Oil and vinegar, lemon juice, or low-sodium dressing
Soups and broths
Salads without croutons, bacon, cheese, or olives
Tomato juice or any drink that contains tomato juice, such as V-8 or Clamato. This includes alcoholic drinks like Bloody Marys.
Orange juice, other citrus juices, or soft drinks
Fried or seasoned rice
Steamed plain rice. (Asian restaurants often add salt to steamed rice. Be sure to ask for steamed rice without added salt.)
Pasta with tomato sauce
Pasta tossed in olive oil or with fresh tomatoes
Ice cream, sherbet, frozen yogurt, and angel food cake are all lower-sodium dessert choices.
Current as of: November 7, 2018
Author: Healthwise StaffMedical Review: Kathleen Romito, MD - Family MedicineRhonda O'Brien, MS, RD, CDE - Certified Diabetes Educator
Current as of:
November 7, 2018
Medical Review:Kathleen Romito, MD - Family Medicine & Rhonda O'Brien, MS, RD, CDE - Certified Diabetes Educator
To learn more about Healthwise, visit Healthwise.org.
© 1995-2019 Healthwise, Incorporated. Healthwise, Healthwise for every health decision, and the Healthwise logo are trademarks of Healthwise, Incorporated.
10208 Cerny St.
Raleigh, NC 27617
4201 Lake Boone Trail
Raleigh, NC 27607
1505 SW Cary Parkway
REX Healthcare of Cary, Suite 300
Cary, NC 27511

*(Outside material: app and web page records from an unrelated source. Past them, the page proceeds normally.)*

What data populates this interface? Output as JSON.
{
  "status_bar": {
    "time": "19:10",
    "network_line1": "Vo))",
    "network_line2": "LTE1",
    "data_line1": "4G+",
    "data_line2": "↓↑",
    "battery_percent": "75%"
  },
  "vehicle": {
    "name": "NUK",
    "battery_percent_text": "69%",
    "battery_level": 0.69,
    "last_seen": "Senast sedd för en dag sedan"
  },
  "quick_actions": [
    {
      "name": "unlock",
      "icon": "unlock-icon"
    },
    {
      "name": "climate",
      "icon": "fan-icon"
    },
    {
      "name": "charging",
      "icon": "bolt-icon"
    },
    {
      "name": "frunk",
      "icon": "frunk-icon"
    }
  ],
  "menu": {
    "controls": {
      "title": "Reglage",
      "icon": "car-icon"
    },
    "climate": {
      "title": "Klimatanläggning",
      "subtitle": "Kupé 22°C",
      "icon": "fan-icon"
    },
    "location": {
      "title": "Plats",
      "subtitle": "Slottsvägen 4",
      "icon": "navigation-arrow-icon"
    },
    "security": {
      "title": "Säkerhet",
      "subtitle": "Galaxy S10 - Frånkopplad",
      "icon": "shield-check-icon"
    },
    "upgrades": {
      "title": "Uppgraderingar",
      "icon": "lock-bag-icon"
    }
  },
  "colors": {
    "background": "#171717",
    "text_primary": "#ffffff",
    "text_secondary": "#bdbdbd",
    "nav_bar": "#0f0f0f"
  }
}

2076 NC Highway 42 W.
Johnston Professional Plaza, Suite 100
Clayton, NC 27520
603 Beaman St.
Clinton, NC 28328
UNC REX Healthcare4420 Lake Boone TrailRaleigh, NC 27607, USA919-784-3100
Chosen for Excellence
Co-Worker & Physician Login
UNC Health Talk
Copyright 2019 UNC Health Care. All rights reserved.